Let me state right up front that I am biased on this subject. I own a Kindle (1) and enjoy it. But on the other hand I don’t think I am such a Kindle partisan that I can’t see reasonable criticisms or recognize hype. There are plenty of both in discussions of the Kindle and ebooks in general.
But I found Nicholson Baker‘s New Yorker essay incredibly tiresome and rather disingenuous. Baker spends 6,000 words saying what is rather obvious to anyone who has looked into the Kindle: if you read books for their typogrpahy, illustrations or other visual elements – books as physical objects with all that entails – then the Kindle (like most ebook readers) is not for you. Oh, and lots of books are not available yet.
Clearly, for Baker reading is a very physical and visual activity. He wants certain things from a book and the Kindle doesn’t give him what he wants. Fair enough. I still love a well designed book and certainly find Kindle’s handling of illustrations problematic.
But Baker completely ignores why the vast majority (at least I suspect) of Kindle owners enjoy using it. Here are a couple of issue the Baker basically misses:
- A library on the go. If you frequently travel and love to read Kindle is a lifesaver. You can have a library of books while only carrying something the size of a trade paperback. So many critics seem to miss this very basic point. Can they not see how handy it is to have a huge selection of books plus magazines and newspapers at your fingertips without lugging them all around with you? This is not a question of art but one of practicality.
- Instant gratification. Baker mentions this in passing but doesn’t explore it. It is incredibly convenient to decide you want to read a book and start doing so 60 seconds later. Why is it so hard to see how awesome this is? Finish the first book in a series and want to start the next? With Kindle you can do so without even getting up. It was the Amazon store and the Whispernet that really gave the Kindle the buzz. Again, not aesthetics but convenience.

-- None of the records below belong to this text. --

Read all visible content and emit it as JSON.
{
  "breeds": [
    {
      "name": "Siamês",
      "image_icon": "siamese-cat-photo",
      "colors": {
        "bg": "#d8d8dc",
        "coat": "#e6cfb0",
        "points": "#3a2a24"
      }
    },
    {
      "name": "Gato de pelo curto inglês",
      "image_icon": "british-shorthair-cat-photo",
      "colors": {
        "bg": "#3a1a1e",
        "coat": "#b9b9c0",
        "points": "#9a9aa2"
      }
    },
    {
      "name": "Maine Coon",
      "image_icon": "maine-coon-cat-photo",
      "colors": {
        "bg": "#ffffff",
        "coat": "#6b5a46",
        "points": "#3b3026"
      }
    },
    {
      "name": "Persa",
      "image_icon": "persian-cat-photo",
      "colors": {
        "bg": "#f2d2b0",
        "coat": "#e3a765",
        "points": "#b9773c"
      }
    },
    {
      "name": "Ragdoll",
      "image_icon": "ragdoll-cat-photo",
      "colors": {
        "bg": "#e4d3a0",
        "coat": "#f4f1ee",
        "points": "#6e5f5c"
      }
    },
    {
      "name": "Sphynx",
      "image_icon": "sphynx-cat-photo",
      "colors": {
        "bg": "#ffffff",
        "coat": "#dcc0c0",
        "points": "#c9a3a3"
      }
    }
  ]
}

- Sometimes it is about the words. The fundamental problem Baker has with the Kindle is that books are clearly more than mere words to him. He derisively describes Kindle books as “a grouping of words in front of your eyes for your private use with the aid of an electronic display device approved by Amazon.” Sure, but sometimes that is all I need. In fiction all I often need is the story. The way the author creates a world out of words. I don’t need illustrations or a book cover or a certain typography, font, type of paper, etc. I just want to read the story. The same is true of non-fiction. I just want the information – the argument, or the history, or the descriptions. I have found reading the Kindle a great way to get what I want from certain books without the need for a physical copy to lug around or to take up more space in my house. It is really that simple.
It doesn’t bother me that Baker doesn’t like the Kindle. And I think he makes a few valid points – even if they are hardly insightful or unique. What I found rather silly is the verbose and snide way he goes about making these arguments.
Yes, we get it. Some people hate Amazon. Yes, the iPhone is superior to every other device. Yes, Kindle is propietary. Yes, the Kindle doesn’t handle graphics very well. Yes, the Kindle isn’t a work of art. Yes, yes, yes. I get it.
My response? So what? That is not why I have one. I fail to see why it was necessary to pen 6,000 words to rehash this rather tired cultural argument.
I don’t know if the Kindle will revolutionize books but I am happy just to take advantage of the convenience it provides.
Perhaps that is just too mundane for Baker but it works for me.